Northwest NEWS

March 5, 2001


Seattle Opera's 'Tosca' is thrilling

by Deborah Stone
   Start with passionate love. Add a dose of jealousy and a hefty portion of desire. Stir in some intrigue, murder and suicide and mix all the ingredients up among three memorable characters.
   The result is a thrilling and dramatic night at Seattle Opera's production of Giacomo Puccini's "Tosca."
   Soprano Carol Vaness, last seen at Seattle Opera in "Il torovatore" (1997), returns as the passionate prima donna Floria Tosca.
   The talented singer embodies her role completely and makes the most of her moving and expressive arias, especially "Vissi d'arte," which she performs crouching on the floor, as Puccini had envisioned.
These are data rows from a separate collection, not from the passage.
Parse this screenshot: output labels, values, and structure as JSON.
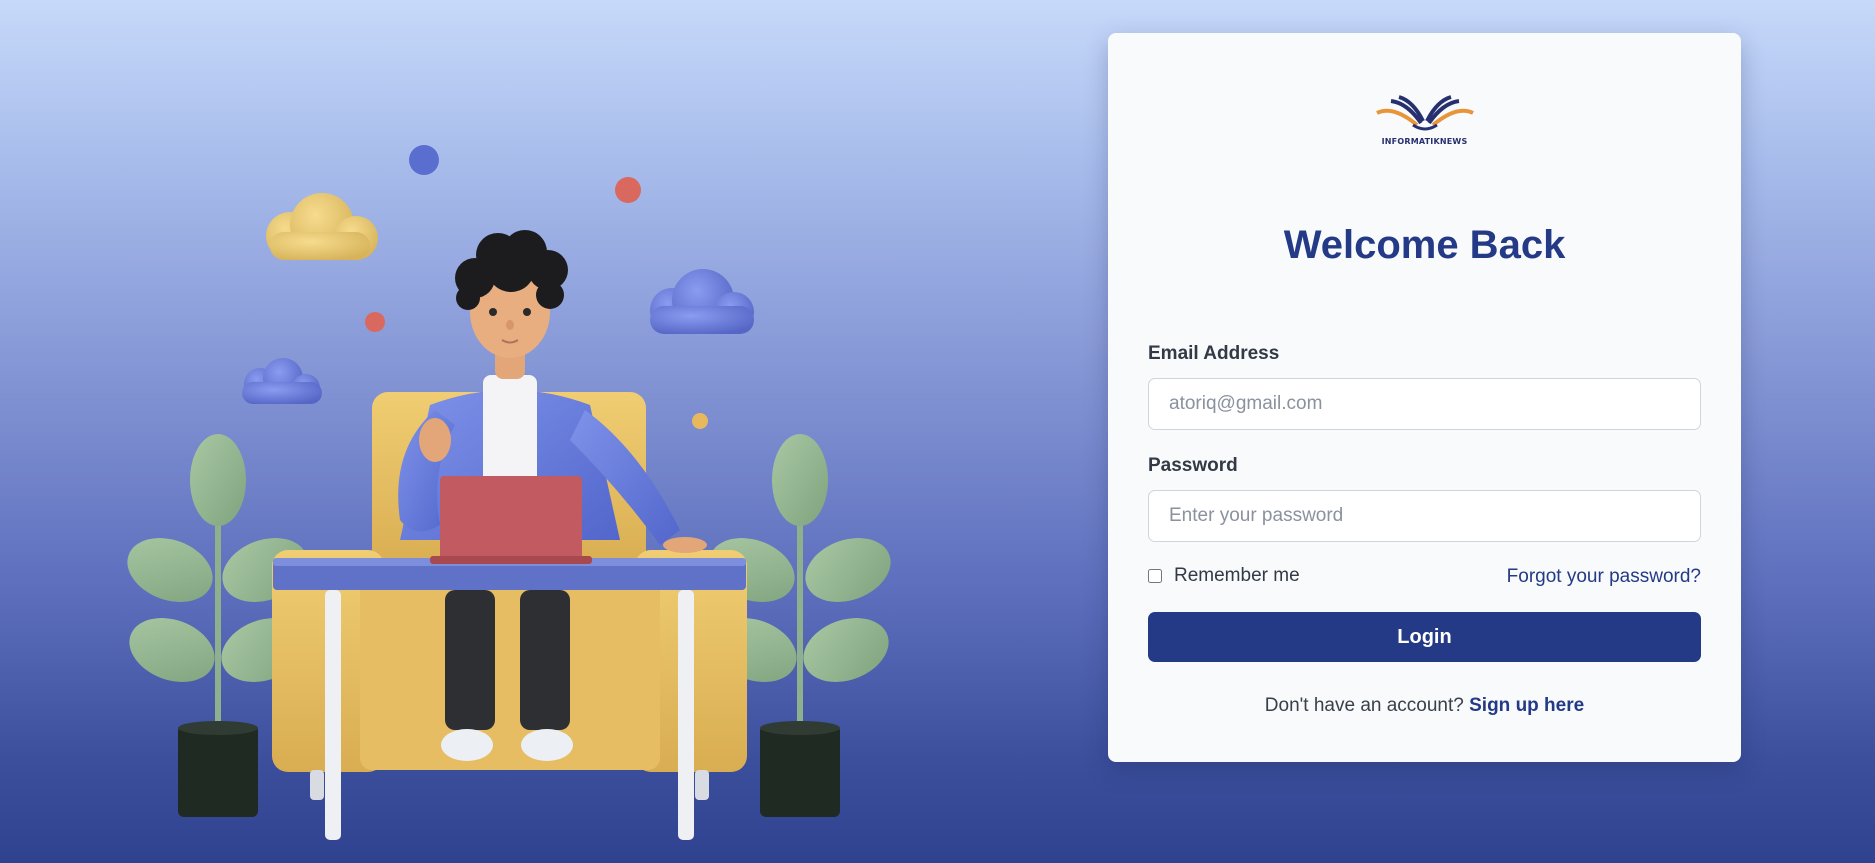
{
  "brand": {
    "logo_text": "INFORMATIKNEWS",
    "colors": {
      "primary": "#243a86",
      "accent": "#e8953a"
    }
  },
  "login_form": {
    "title": "Welcome Back",
    "email": {
      "label": "Email Address",
      "placeholder": "atoriq@gmail.com",
      "value": ""
    },
    "password": {
      "label": "Password",
      "placeholder": "Enter your password",
      "value": ""
    },
    "remember_label": "Remember me",
    "remember_checked": false,
    "forgot_label": "Forgot your password?",
    "submit_label": "Login",
    "signup_prompt": "Don't have an account?",
    "signup_link": "Sign up here"
  },
  "illustration": {
    "icon": "person-at-desk-illustration"
  }
}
Vaness is full of compassion and fiery spirit and she gives great credibility to the role of Tosca.
   The audience sees her strength and believes in her capacity to destroy evil, as well as in her motives for eventually committing suicide.
   Her lover, the famed painter Cavaradossi, is sung by the well-known tenor Vinson Cole.
   Cole displays Cavaradossi's fervor for life and liberty and his love of Tosca with an aching longing that easily tugs at the emotional heartstrings and makes the audience mourn at the shock of his death. His voice is liquidy smooth, full of youth's dreams and hopes for the future.
   Metropolitan Opera bass-baritone Greer Grimsley makes an imposing Scarpia, the diabolical police chief of Rome who wants Tosca for his own.
   Last seen at the Seattle Opera in 1998 in "Tristan und Isolde," Grimsley is in complete command of this juicy role and sings it brilliantly. His body language, facial expressions and voice embody the lecherous, power-mad Scarpia, who takes joy in manipulating people as a means to breaking them down.
   Seattle Opera's staging of this famed opera is elegant with its lovely set design depicting scenes of Rome in 1900 and its period style costumes.
   Conductor Antonello Allemandi gets a fine performance from the orchestra, allowing it to show off its talents with Puccini's swelling and powerful music.
   "Tosca" has worldwide popularity for its ability to evoke a strong response from its listeners, who get swept into the story and are gripped with an intensity that stays with them throughout the show.
   It is a perfect opera for newcomers to the art of this medium because it has an easily understood plot, a beautiful lyrical and theatrical score and is shorter in length than many other operas.
   The fact that it contains elements of human tragedy amidst life and death stakes only adds to its ability to take listeners for a ride of their lives.
   "Tosca" runs through March 10 at the Seattle Opera House. For ticket information call (206) 389-7676.